Schenectady mayor to trim city staff
7 cuts planned; budget proposal on tap Sunday
SCHENECTADY Mayor Gary McCarthy said he is cutting seven jobs from the city payroll, even though the City Council voted Sept. 10 to stop those layoffs.
At least four of the seven workers will be able to “bump down” to vacant positions at lesser pay. Others also have bumping rights but might push another employee out of the workforce. McCarthy said he believes bumping could be done in such a way as to keep every current employee in a job because there are a number of vacant positions at the bottom of the ladder.
Among the jobs being eliminated is Michael Burke’s position as parks director. Others are in the Bureau of Service, where McCarthy said he has four supervisors overseeing 12 to 16 workers.
He doesn’t need that many supervisors, he said.
“It’s an ongoing review of city operations: what’s necessary, what isn’t necessary,” he said. “Some of these [positions] are less critical than others.”
The positions will be cut on Monday, he said.
The cuts also will be included in the proposed 2013 budget, which McCarthy will unveil in a pubic presentation Sunday at 4 p.m. at City Hall.
In the past the budget has been presented to the council at a Monday meeting. But this time, McCarthy said, he wants to give a full presentation to the public.
The city’s fiscal state has been of increasing concern, leading to criticism from the public and fear among city workers who worry about massive layoffs.
McCarthy said he will give a full “narrative” of the budget during the Sunday presentation. He will also present the budget to the council at 5:30 p.m. Monday, during the council’s regular committee meeting.
As for the layoffs, the mayor said he can take action without the council’s permission.
He said he only asked for a council vote because he was hoping to show Moody’s that he had the support of the council to cut costs.
“And I thought I had it,” McCarthy said.
But the council voted down the layoffs with a tie vote of 3-3.
On Thursday, Moody’s downgraded the city’s credit rating, which will increase the city’s interest rate for new loans. That’s a problem because within a year the city must get a bond for the $20 million Bureau of Service complex. Before the downgrade, city officials estimated the city would pay $800,000 a year in interest on that loan.
McCarthy said he has the power to cut the positions without the council’s approval.
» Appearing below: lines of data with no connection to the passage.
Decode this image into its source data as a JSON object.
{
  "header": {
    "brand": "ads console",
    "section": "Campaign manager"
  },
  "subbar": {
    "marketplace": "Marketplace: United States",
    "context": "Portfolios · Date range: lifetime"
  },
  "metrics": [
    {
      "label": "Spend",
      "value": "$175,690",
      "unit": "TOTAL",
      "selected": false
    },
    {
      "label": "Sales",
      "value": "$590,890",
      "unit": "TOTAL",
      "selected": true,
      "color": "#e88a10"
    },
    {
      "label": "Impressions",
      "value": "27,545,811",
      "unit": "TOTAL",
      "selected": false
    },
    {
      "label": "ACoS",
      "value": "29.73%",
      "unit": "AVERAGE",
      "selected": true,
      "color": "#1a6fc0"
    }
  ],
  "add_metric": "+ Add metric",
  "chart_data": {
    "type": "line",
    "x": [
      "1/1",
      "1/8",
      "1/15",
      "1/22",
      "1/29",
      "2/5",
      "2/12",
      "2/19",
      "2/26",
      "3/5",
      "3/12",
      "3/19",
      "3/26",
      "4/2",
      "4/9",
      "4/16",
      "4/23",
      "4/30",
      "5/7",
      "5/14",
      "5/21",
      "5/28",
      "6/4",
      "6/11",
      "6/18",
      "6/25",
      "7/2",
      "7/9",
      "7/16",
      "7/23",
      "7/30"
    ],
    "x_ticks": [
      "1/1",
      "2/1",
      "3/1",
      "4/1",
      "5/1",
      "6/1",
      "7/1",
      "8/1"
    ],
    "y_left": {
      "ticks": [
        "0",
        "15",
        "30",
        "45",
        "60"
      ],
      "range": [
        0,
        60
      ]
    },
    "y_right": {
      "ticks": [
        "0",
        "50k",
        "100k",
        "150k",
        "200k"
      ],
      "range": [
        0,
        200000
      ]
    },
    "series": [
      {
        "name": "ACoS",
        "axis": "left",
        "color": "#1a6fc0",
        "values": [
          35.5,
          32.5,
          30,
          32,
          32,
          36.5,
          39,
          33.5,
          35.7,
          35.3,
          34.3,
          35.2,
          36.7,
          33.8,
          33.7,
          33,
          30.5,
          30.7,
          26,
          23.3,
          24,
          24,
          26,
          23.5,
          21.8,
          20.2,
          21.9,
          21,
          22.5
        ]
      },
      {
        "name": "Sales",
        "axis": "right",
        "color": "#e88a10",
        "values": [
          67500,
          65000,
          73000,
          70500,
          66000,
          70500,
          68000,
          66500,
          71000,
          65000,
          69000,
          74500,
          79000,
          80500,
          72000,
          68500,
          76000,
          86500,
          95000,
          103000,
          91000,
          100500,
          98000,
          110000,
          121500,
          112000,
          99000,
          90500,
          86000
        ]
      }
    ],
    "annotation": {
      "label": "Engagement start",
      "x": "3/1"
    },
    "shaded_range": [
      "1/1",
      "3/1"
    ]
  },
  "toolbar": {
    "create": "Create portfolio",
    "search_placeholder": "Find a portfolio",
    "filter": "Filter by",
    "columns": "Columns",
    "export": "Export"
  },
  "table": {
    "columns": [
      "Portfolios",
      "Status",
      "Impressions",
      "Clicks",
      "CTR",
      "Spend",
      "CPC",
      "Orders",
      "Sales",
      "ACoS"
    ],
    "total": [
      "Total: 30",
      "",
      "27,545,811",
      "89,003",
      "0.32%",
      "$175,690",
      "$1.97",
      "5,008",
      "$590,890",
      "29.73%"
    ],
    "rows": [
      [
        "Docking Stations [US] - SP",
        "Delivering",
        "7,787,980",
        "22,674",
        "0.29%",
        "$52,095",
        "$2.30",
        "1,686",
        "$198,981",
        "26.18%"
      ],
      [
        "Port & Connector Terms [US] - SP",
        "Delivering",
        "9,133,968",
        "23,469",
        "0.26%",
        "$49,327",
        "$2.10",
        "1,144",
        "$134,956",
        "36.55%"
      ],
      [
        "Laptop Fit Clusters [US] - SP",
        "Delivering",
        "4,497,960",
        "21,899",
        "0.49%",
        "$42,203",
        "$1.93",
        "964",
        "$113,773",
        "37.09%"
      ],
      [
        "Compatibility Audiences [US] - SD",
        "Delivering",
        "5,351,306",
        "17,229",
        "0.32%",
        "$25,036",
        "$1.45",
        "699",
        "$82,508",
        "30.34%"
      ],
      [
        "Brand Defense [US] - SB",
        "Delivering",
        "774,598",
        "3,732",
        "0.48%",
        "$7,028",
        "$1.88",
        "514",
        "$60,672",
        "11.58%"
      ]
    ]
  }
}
“Broad prerogative in this office,” he said. “If I don’t need people — you know, these are difficult decisions. It creates a lot of hardship for some people, but I’ve got to look at the overall finances of the city.”